The title duke of Terceira, de juro e herdade (meaning "forever granted") was created by decree of King Pedro IV of Portugal, on 8 November 1832. António José de Souza Manoel de Menezes Severim de Noronha, 7th Count of Vila Flor, de juro e herdade, and 1st Marquis of Vila Flor, was the first holder of the title.

Family name and origins[edit]

The Duke of Terceira was the head of the Manoel de Vilhena family. Heads of the Portuguese branch of that family have been ennobled since the marriage of Constance Manoel with King Pedro I of Portugal. Her brother, Henrique Manoel, was brought into her entourage, and he was made Count of Seia, in Portugal, by his brother-in-law, the king.

This family is also represented in Spain, where the family head is the Duke of Arévalo d'El Rey, Count of Via Manoel, Marquis of Puebla de la Rocamora, etc.

The family dates back to Juan Manuel de Villena, the second son of the 3rd Lord of Cheles, knight of the Order of the Golden Fleece and Mayordomo-Mor of the Emperor Charles V, who descended from the Infante Juan Manuel, Prince of Villena, the grandson of King Fernando III of Castile.

The first duke[edit]

Statue of the 1st Duke of Terceira in Lisbon

The 1st Duke of Terceira (1792-1860) descended from Sancho Manoel de Vilhena, the 1st Count of Vila-Flor and Marshal of the Portuguese Army during the Portuguese Restoration War against Spain, winner (together with António Luís de Meneses, 1st Marquis of Marialva) of the battles of Linhas de Elvas, Montes Claros and the Ameixial. He was also appointed Viceroy of Brazil.

Hero of the Liberal Wars, the 7th Count of Vila-Flor received the highest aristocratic title, duke, as well as the profound honor of being named Marshal of the army, honors he received because of the resistance he led on Terceira against the Miguelist forces. After conquering Porto, he led the liberal forces into Lisbon, on 24 July 1833. He won the Battle of Asseiceira, which put an end to the civil war, and he signed the peace treaty (Concession of Evoramonte) on behalf of King Pedro IV of Portugal.

After the war he was three times, briefly, Prime Minister of Portugal:

  • from April to September, 1836;
  • for a few days in April and May, 1851; and
  • from March 1859 until his death, on 26 April 1860.

The succession[edit]

The title of Duke of Terceira was inherited, de juro e herdade, by the 10th Countess of Vila Flor, Maria Luísa de Almeida Manoel de Vilhena, Countess of Alpedrinha, Head of the Portuguese branch of the Manoel de Vilhena family, since the title of Duke of Terceira was given to the Count of Vila Flor, in memory of the many services paid to the Crown and the Portuguese Kingdom.

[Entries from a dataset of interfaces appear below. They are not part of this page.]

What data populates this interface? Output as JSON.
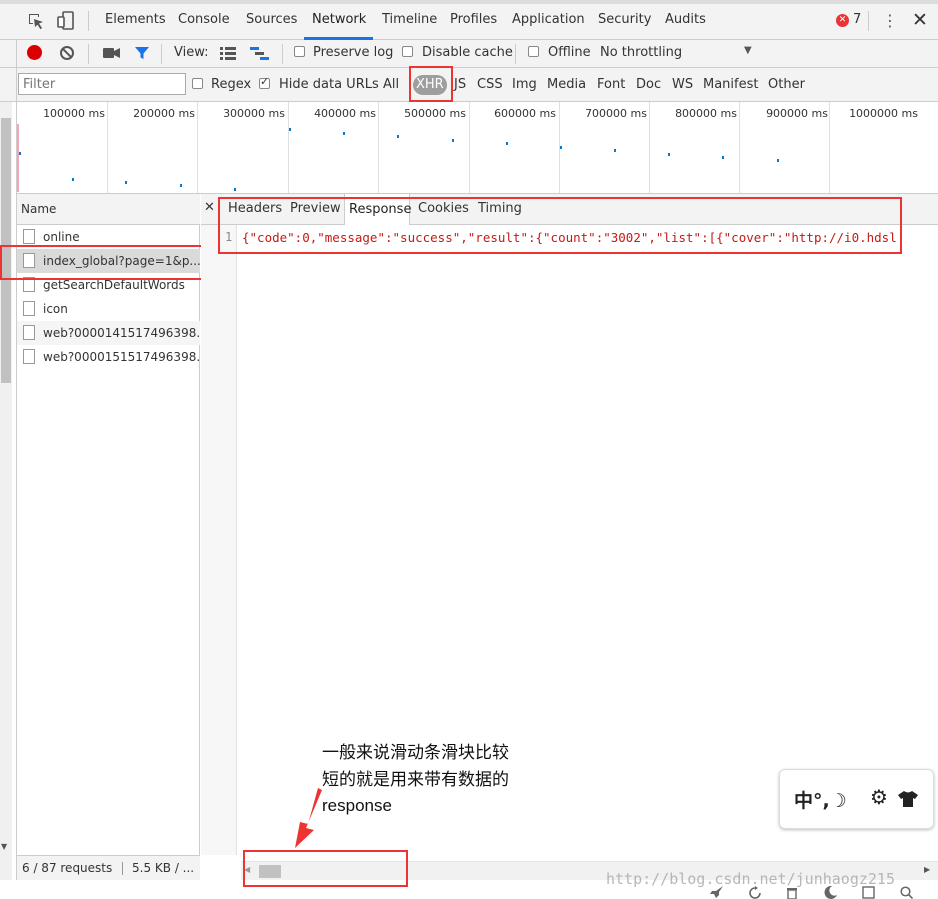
{
  "topbar": {
    "tabs": [
      "Elements",
      "Console",
      "Sources",
      "Network",
      "Timeline",
      "Profiles",
      "Application",
      "Security",
      "Audits"
    ],
    "active_tab": "Network",
    "error_count": "7"
  },
  "toolbar": {
    "view_label": "View:",
    "preserve_log": "Preserve log",
    "disable_cache": "Disable cache",
    "offline": "Offline",
    "throttling": "No throttling"
  },
  "filterbar": {
    "placeholder": "Filter",
    "regex": "Regex",
    "hide_data_urls": "Hide data URLs",
    "types": [
      "All",
      "XHR",
      "JS",
      "CSS",
      "Img",
      "Media",
      "Font",
      "Doc",
      "WS",
      "Manifest",
      "Other"
    ],
    "active_type": "XHR"
  },
  "timeline": {
    "labels": [
      "100000 ms",
      "200000 ms",
      "300000 ms",
      "400000 ms",
      "500000 ms",
      "600000 ms",
      "700000 ms",
      "800000 ms",
      "900000 ms",
      "1000000 ms"
    ]
  },
  "requests": {
    "header": "Name",
    "items": [
      "online",
      "index_global?page=1&p...",
      "getSearchDefaultWords",
      "icon",
      "web?0000141517496398...",
      "web?0000151517496398..."
    ],
    "selected_index": 1,
    "status_count": "6 / 87 requests",
    "status_size": "5.5 KB / ..."
  },
  "details": {
    "tabs": [
      "Headers",
      "Preview",
      "Response",
      "Cookies",
      "Timing"
    ],
    "active_tab": "Response",
    "line_number": "1",
    "response_text": "{\"code\":0,\"message\":\"success\",\"result\":{\"count\":\"3002\",\"list\":[{\"cover\":\"http://i0.hdsl"
  },
  "annotation": {
    "line1": "一般来说滑动条滑块比较",
    "line2": "短的就是用来带有数据的",
    "line3": "response"
  },
  "ime_toolbar": {
    "text": "中°,☽"
  },
  "watermark": "http://blog.csdn.net/junhaogz215",
  "colors": {
    "accent": "#e33333",
    "record": "#d80000",
    "filter_blue": "#1a73e8",
    "selected_row": "#dadada"
  }
}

She was the daughter of Francisco Maria Martinho de Almeida Manoel de Vilhena, the 9th Count of Vila-Flor, and granddaughter of Tomás Maria Martinho de Almeida Manoel de Vilhena, the 8th Count of Vila Flor, head of King Manuel II's government in exile, Senator, and Governor of Braga and Madeira Island.

List of the dukes of Terceira[edit]

  1. D. António de Noronha (1792-1860)
  2. D. Maria Luísa da Conceição de Almeida Manuel de Vilhena (1926-1998)
  3. D. Lourenço da Bandeira Manuel de Vilhena de Freitas (1973- ), Professor, KHS, KCSt.MW, Vice Delegate OSML.

Present day[edit]

The family lives at Palace Vila-Flor in Lisbon, next to the Castle of São Jorge.

The Duke of Terceira, XII Count of Vila Flor, IV Count of Alpedrinha, VI Count and Viscount of Azarujinha, etc., D. Lourenço Manoel de Vilhena, D. Iuris in Law, was a professor at the Faculty of Law, University of Lisbon, lawyer, advisor and acting chef de cabinet to several governmental members.

Former member of the Council of Nobility and founding member of the Instituto da Nobreza de Portugal, the regulatory body of nobiliarchic matters, authorized by the Duke of Braganza and recognized by the Republic, he was also the representative of the Brazilian Nobility Association to European countries.

Married in 2006, the heir to the earldoms and to the dukedom was D. Cristóvão António José do Pópulo Manoel de Vilhena, according to tradition Master of Pancas, godson of the Duchess of Braganza and D. Luís de Almeida Portugal (Lavradio), XIII Conde de Avintes.

See also[edit]

External links[edit]

Bibliography[edit]

  • "Nobreza de Portugal e do Brasil" – Vol. III, pages 429/432. Published by Zairol Lda., Lisbon 1989.